[Items from an interface collection]
────────────────

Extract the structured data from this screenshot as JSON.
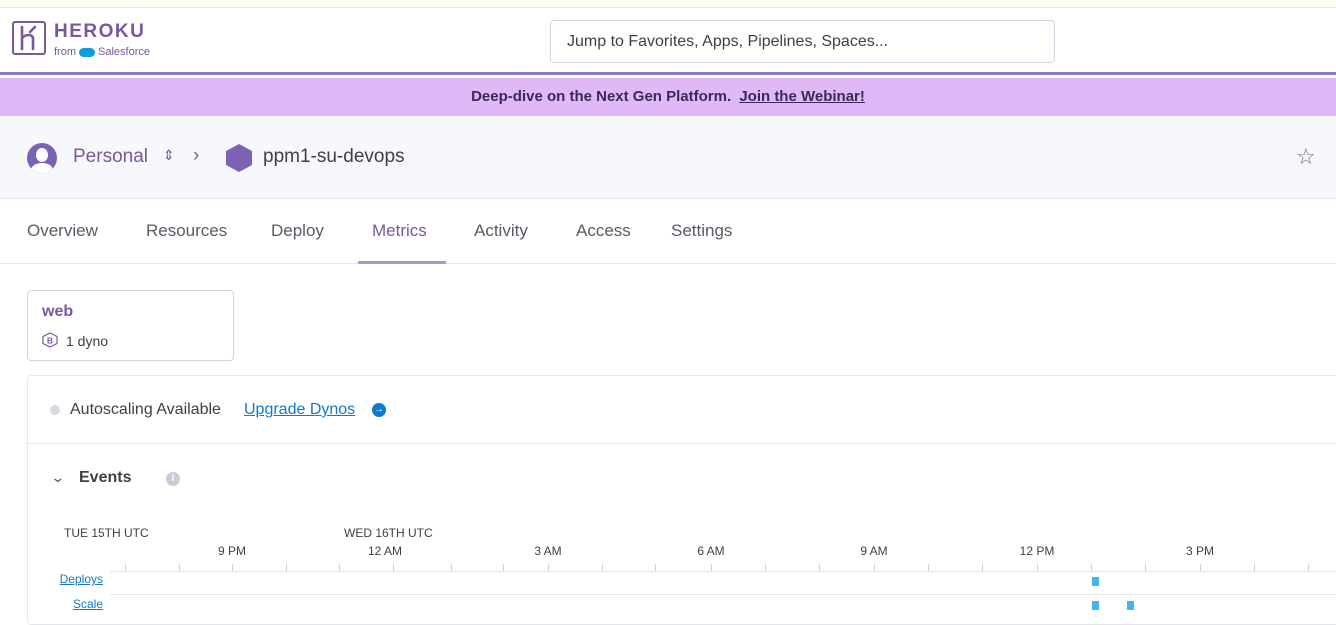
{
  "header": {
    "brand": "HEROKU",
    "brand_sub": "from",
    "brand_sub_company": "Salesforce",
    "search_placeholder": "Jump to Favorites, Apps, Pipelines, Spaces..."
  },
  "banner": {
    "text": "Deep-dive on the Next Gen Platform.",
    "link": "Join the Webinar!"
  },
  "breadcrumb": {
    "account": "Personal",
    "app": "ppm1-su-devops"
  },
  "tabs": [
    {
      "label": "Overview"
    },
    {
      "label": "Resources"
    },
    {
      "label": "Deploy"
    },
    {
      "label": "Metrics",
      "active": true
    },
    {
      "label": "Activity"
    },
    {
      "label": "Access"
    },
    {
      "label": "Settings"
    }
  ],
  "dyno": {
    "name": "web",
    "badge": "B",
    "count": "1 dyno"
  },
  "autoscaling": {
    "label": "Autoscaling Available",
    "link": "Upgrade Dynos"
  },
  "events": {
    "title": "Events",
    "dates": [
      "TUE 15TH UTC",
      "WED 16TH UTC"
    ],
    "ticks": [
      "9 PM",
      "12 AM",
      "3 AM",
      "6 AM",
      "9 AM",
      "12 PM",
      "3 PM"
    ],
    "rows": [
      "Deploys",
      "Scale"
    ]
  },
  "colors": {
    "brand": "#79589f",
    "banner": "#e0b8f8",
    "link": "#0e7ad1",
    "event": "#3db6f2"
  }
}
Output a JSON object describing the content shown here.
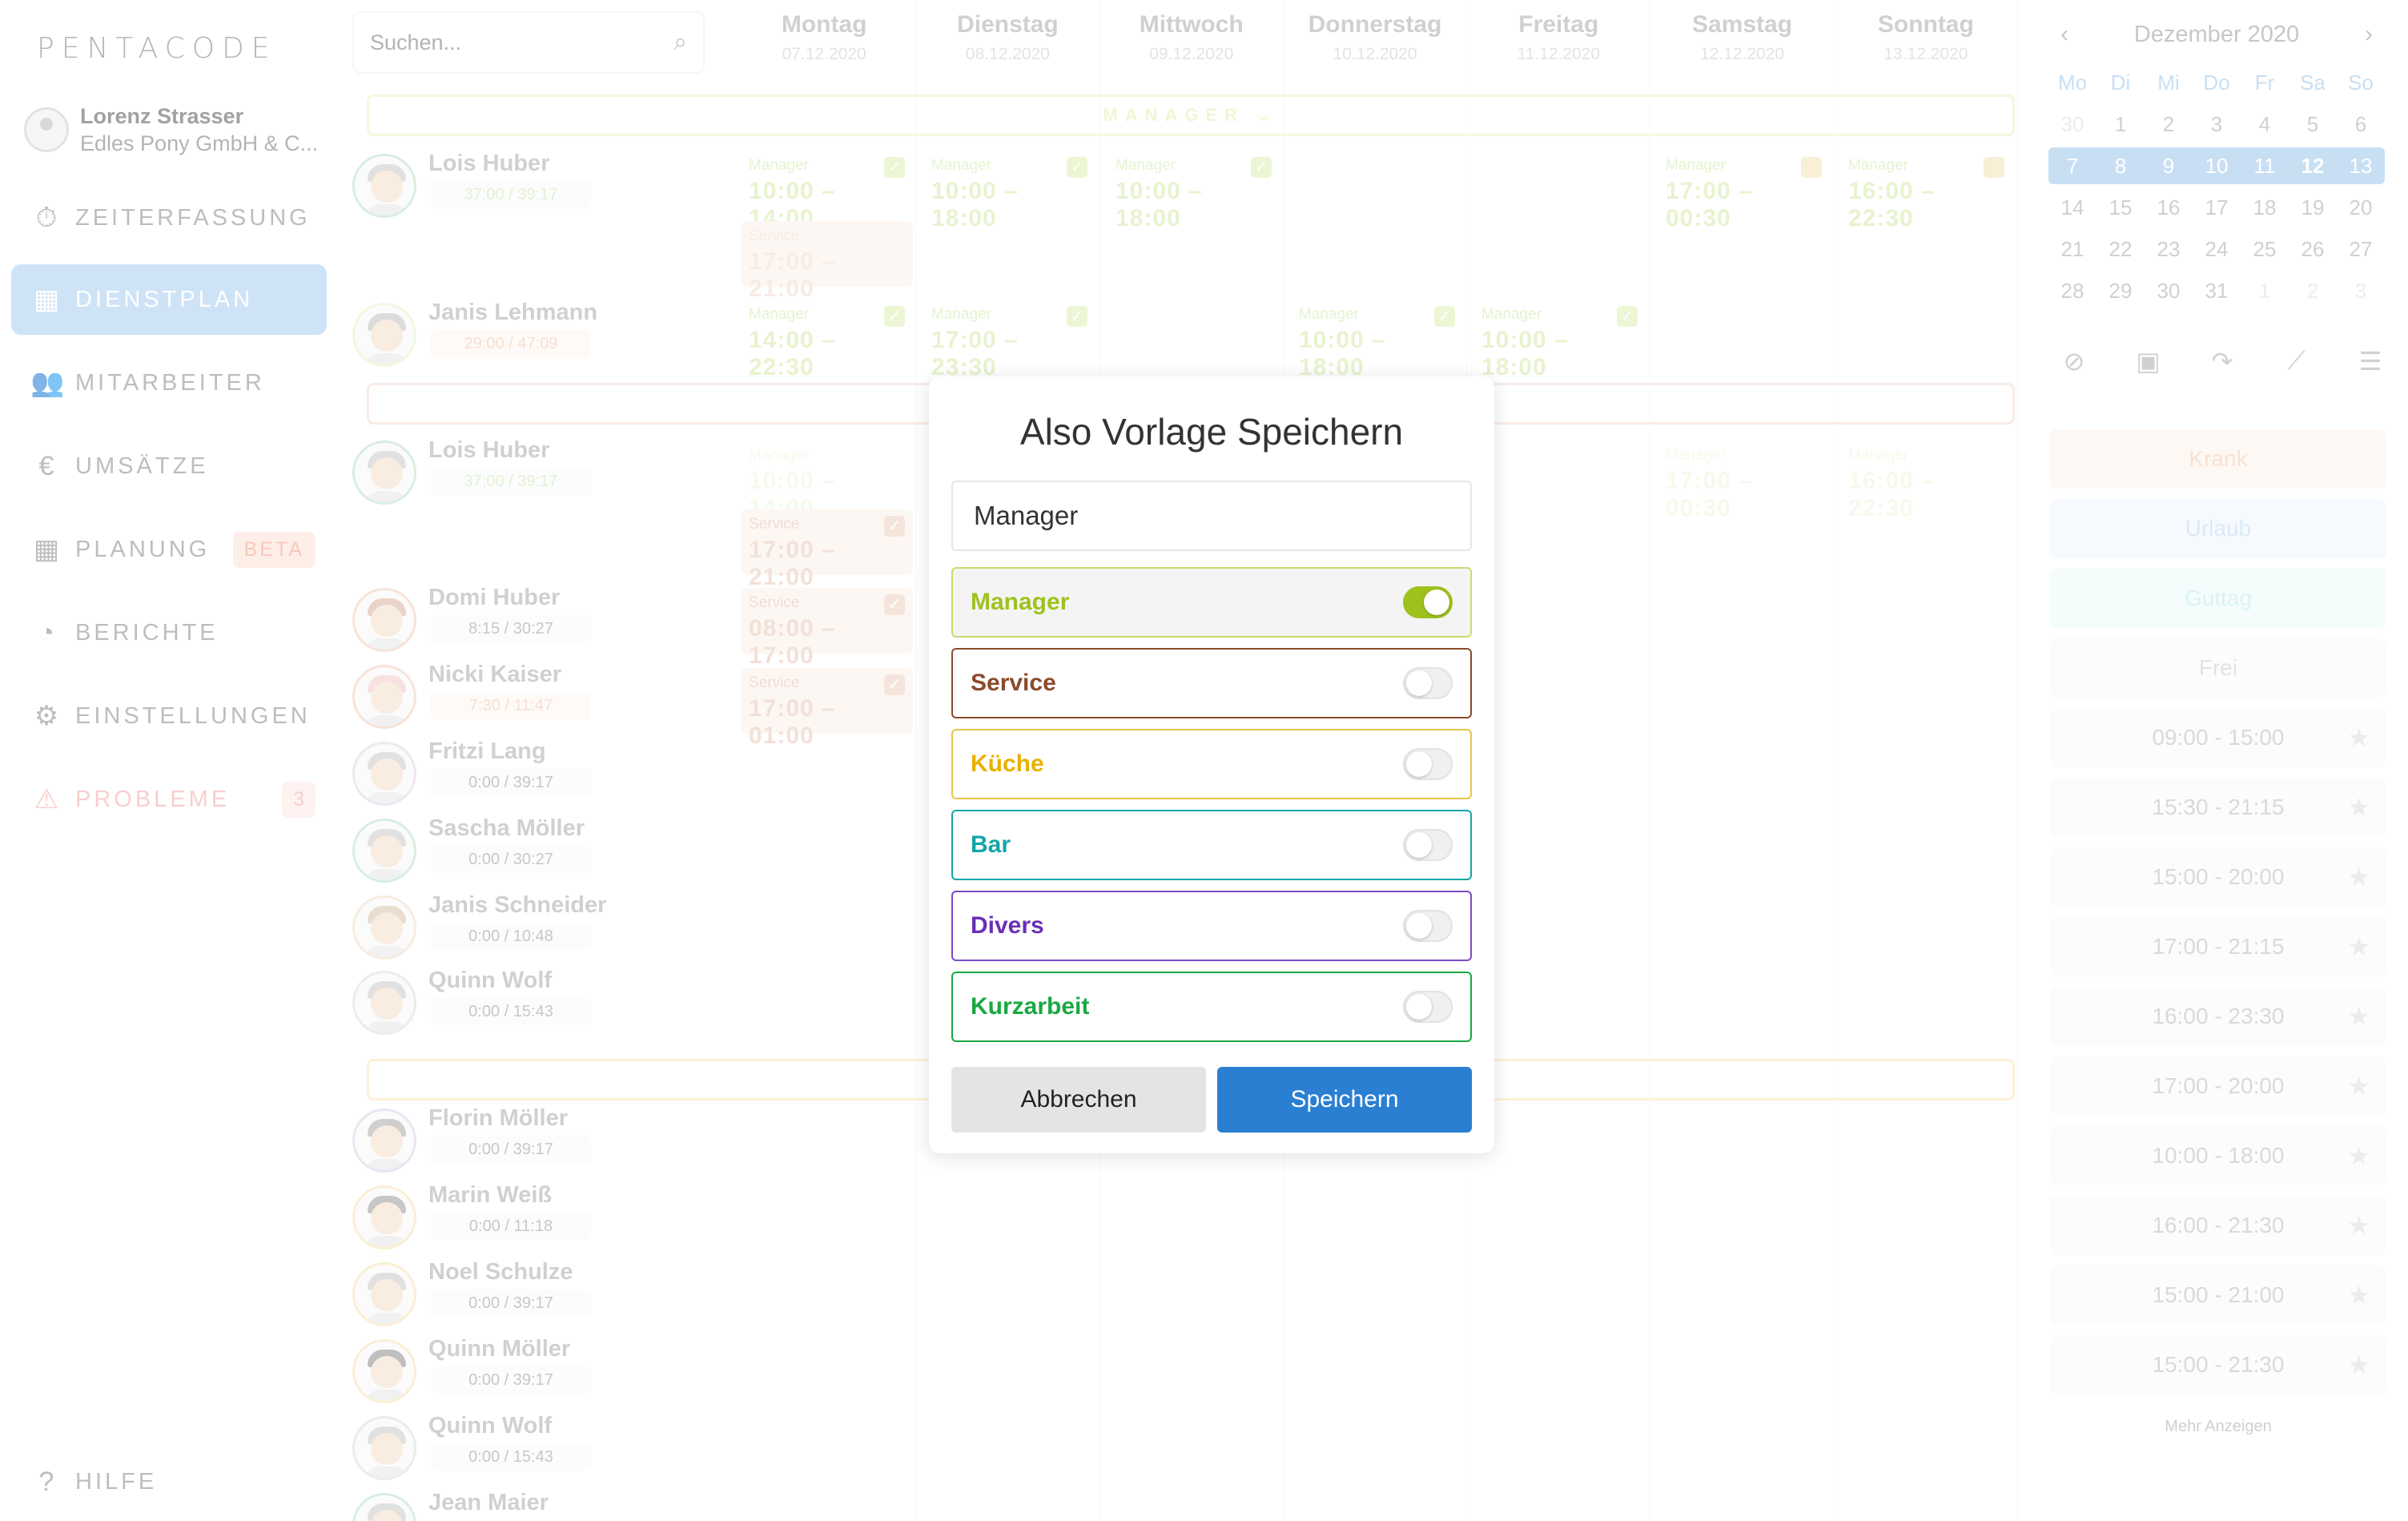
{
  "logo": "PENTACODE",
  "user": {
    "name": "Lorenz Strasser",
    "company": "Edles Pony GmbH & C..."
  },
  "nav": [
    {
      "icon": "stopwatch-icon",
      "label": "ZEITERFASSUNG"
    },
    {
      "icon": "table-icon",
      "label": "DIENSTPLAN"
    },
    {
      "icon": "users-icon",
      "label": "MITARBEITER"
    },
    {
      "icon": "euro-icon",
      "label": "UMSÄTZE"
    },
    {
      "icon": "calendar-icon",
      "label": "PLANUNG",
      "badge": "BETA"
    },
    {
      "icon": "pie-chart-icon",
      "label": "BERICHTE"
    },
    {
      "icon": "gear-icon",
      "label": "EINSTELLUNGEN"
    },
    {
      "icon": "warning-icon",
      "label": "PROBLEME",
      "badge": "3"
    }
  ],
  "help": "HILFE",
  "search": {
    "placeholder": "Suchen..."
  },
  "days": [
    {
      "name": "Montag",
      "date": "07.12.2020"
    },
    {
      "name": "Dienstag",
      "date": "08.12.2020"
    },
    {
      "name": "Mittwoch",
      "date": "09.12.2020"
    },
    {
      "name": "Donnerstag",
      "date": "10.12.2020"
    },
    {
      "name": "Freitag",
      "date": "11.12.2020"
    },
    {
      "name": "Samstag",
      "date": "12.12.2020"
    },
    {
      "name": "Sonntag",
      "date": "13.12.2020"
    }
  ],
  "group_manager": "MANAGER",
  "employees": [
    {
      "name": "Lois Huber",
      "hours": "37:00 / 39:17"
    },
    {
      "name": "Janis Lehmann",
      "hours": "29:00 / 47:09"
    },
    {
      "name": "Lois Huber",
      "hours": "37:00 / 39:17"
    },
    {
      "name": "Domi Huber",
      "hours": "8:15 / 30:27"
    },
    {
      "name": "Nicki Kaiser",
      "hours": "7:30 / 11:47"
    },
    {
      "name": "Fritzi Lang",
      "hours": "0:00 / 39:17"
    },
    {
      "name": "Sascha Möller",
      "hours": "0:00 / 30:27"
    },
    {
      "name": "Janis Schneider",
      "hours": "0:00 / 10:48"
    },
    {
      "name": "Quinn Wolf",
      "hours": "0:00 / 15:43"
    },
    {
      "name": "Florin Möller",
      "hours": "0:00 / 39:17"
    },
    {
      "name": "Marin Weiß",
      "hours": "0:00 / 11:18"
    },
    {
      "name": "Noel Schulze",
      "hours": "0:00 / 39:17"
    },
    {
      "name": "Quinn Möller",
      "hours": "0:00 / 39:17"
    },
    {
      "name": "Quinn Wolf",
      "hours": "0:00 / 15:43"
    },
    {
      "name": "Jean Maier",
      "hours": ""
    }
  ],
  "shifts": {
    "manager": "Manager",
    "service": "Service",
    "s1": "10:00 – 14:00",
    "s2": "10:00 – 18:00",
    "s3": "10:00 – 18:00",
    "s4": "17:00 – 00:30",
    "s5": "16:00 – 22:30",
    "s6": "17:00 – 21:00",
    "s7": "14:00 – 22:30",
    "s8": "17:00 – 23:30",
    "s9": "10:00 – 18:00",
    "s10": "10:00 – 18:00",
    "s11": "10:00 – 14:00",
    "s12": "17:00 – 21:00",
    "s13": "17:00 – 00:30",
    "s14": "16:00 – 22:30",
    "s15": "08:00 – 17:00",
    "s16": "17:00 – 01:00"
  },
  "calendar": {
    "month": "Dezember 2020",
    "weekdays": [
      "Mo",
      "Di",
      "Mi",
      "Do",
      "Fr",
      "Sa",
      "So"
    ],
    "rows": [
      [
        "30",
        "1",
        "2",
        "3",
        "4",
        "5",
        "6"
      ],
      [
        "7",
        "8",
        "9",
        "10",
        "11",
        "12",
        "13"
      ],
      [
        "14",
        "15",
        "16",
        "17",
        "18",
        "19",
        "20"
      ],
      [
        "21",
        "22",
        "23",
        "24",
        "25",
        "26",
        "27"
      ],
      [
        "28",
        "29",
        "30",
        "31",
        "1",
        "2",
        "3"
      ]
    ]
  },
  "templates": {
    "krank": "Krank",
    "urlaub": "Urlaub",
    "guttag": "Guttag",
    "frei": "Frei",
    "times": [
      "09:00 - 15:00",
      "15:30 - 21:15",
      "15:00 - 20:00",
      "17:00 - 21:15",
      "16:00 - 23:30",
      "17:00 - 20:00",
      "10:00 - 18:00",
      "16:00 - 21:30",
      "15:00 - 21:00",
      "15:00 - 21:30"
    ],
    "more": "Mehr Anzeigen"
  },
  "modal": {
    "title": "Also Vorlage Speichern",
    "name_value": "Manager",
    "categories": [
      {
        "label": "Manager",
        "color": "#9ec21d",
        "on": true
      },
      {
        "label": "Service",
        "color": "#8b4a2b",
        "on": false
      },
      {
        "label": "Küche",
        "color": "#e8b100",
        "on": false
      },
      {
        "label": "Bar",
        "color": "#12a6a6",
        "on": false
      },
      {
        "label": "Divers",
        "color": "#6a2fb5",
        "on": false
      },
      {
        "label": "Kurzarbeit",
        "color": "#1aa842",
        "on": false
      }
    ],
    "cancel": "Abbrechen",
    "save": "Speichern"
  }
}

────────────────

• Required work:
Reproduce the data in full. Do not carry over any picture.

• Answer to this exercise:
Extract the structured data from this screenshot as JSON.
{
  "header": {
    "brand": "HEROKU",
    "brand_sub": "from",
    "brand_sub_company": "Salesforce",
    "search_placeholder": "Jump to Favorites, Apps, Pipelines, Spaces..."
  },
  "banner": {
    "text": "Deep-dive on the Next Gen Platform.",
    "link": "Join the Webinar!"
  },
  "breadcrumb": {
    "account": "Personal",
    "app": "ppm1-su-devops"
  },
  "tabs": [
    {
      "label": "Overview"
    },
    {
      "label": "Resources"
    },
    {
      "label": "Deploy"
    },
    {
      "label": "Metrics",
      "active": true
    },
    {
      "label": "Activity"
    },
    {
      "label": "Access"
    },
    {
      "label": "Settings"
    }
  ],
  "dyno": {
    "name": "web",
    "badge": "B",
    "count": "1 dyno"
  },
  "autoscaling": {
    "label": "Autoscaling Available",
    "link": "Upgrade Dynos"
  },
  "events": {
    "title": "Events",
    "dates": [
      "TUE 15TH UTC",
      "WED 16TH UTC"
    ],
    "ticks": [
      "9 PM",
      "12 AM",
      "3 AM",
      "6 AM",
      "9 AM",
      "12 PM",
      "3 PM"
    ],
    "rows": [
      "Deploys",
      "Scale"
    ]
  },
  "colors": {
    "brand": "#79589f",
    "banner": "#e0b8f8",
    "link": "#0e7ad1",
    "event": "#3db6f2"
  }
}
Output a JSON object describing the content shown here.
{
  "logo": "PENTACODE",
  "user": {
    "name": "Lorenz Strasser",
    "company": "Edles Pony GmbH & C..."
  },
  "nav": [
    {
      "icon": "stopwatch-icon",
      "label": "ZEITERFASSUNG"
    },
    {
      "icon": "table-icon",
      "label": "DIENSTPLAN"
    },
    {
      "icon": "users-icon",
      "label": "MITARBEITER"
    },
    {
      "icon": "euro-icon",
      "label": "UMSÄTZE"
    },
    {
      "icon": "calendar-icon",
      "label": "PLANUNG",
      "badge": "BETA"
    },
    {
      "icon": "pie-chart-icon",
      "label": "BERICHTE"
    },
    {
      "icon": "gear-icon",
      "label": "EINSTELLUNGEN"
    },
    {
      "icon": "warning-icon",
      "label": "PROBLEME",
      "badge": "3"
    }
  ],
  "help": "HILFE",
  "search": {
    "placeholder": "Suchen..."
  },
  "days": [
    {
      "name": "Montag",
      "date": "07.12.2020"
    },
    {
      "name": "Dienstag",
      "date": "08.12.2020"
    },
    {
      "name": "Mittwoch",
      "date": "09.12.2020"
    },
    {
      "name": "Donnerstag",
      "date": "10.12.2020"
    },
    {
      "name": "Freitag",
      "date": "11.12.2020"
    },
    {
      "name": "Samstag",
      "date": "12.12.2020"
    },
    {
      "name": "Sonntag",
      "date": "13.12.2020"
    }
  ],
  "group_manager": "MANAGER",
  "employees": [
    {
      "name": "Lois Huber",
      "hours": "37:00 / 39:17"
    },
    {
      "name": "Janis Lehmann",
      "hours": "29:00 / 47:09"
    },
    {
      "name": "Lois Huber",
      "hours": "37:00 / 39:17"
    },
    {
      "name": "Domi Huber",
      "hours": "8:15 / 30:27"
    },
    {
      "name": "Nicki Kaiser",
      "hours": "7:30 / 11:47"
    },
    {
      "name": "Fritzi Lang",
      "hours": "0:00 / 39:17"
    },
    {
      "name": "Sascha Möller",
      "hours": "0:00 / 30:27"
    },
    {
      "name": "Janis Schneider",
      "hours": "0:00 / 10:48"
    },
    {
      "name": "Quinn Wolf",
      "hours": "0:00 / 15:43"
    },
    {
      "name": "Florin Möller",
      "hours": "0:00 / 39:17"
    },
    {
      "name": "Marin Weiß",
      "hours": "0:00 / 11:18"
    },
    {
      "name": "Noel Schulze",
      "hours": "0:00 / 39:17"
    },
    {
      "name": "Quinn Möller",
      "hours": "0:00 / 39:17"
    },
    {
      "name": "Quinn Wolf",
      "hours": "0:00 / 15:43"
    },
    {
      "name": "Jean Maier",
      "hours": ""
    }
  ],
  "shifts": {
    "manager": "Manager",
    "service": "Service",
    "s1": "10:00 – 14:00",
    "s2": "10:00 – 18:00",
    "s3": "10:00 – 18:00",
    "s4": "17:00 – 00:30",
    "s5": "16:00 – 22:30",
    "s6": "17:00 – 21:00",
    "s7": "14:00 – 22:30",
    "s8": "17:00 – 23:30",
    "s9": "10:00 – 18:00",
    "s10": "10:00 – 18:00",
    "s11": "10:00 – 14:00",
    "s12": "17:00 – 21:00",
    "s13": "17:00 – 00:30",
    "s14": "16:00 – 22:30",
    "s15": "08:00 – 17:00",
    "s16": "17:00 – 01:00"
  },
  "calendar": {
    "month": "Dezember 2020",
    "weekdays": [
      "Mo",
      "Di",
      "Mi",
      "Do",
      "Fr",
      "Sa",
      "So"
    ],
    "rows": [
      [
        "30",
        "1",
        "2",
        "3",
        "4",
        "5",
        "6"
      ],
      [
        "7",
        "8",
        "9",
        "10",
        "11",
        "12",
        "13"
      ],
      [
        "14",
        "15",
        "16",
        "17",
        "18",
        "19",
        "20"
      ],
      [
        "21",
        "22",
        "23",
        "24",
        "25",
        "26",
        "27"
      ],
      [
        "28",
        "29",
        "30",
        "31",
        "1",
        "2",
        "3"
      ]
    ]
  },
  "templates": {
    "krank": "Krank",
    "urlaub": "Urlaub",
    "guttag": "Guttag",
    "frei": "Frei",
    "times": [
      "09:00 - 15:00",
      "15:30 - 21:15",
      "15:00 - 20:00",
      "17:00 - 21:15",
      "16:00 - 23:30",
      "17:00 - 20:00",
      "10:00 - 18:00",
      "16:00 - 21:30",
      "15:00 - 21:00",
      "15:00 - 21:30"
    ],
    "more": "Mehr Anzeigen"
  },
  "modal": {
    "title": "Also Vorlage Speichern",
    "name_value": "Manager",
    "categories": [
      {
        "label": "Manager",
        "color": "#9ec21d",
        "on": true
      },
      {
        "label": "Service",
        "color": "#8b4a2b",
        "on": false
      },
      {
        "label": "Küche",
        "color": "#e8b100",
        "on": false
      },
      {
        "label": "Bar",
        "color": "#12a6a6",
        "on": false
      },
      {
        "label": "Divers",
        "color": "#6a2fb5",
        "on": false
      },
      {
        "label": "Kurzarbeit",
        "color": "#1aa842",
        "on": false
      }
    ],
    "cancel": "Abbrechen",
    "save": "Speichern"
  }
}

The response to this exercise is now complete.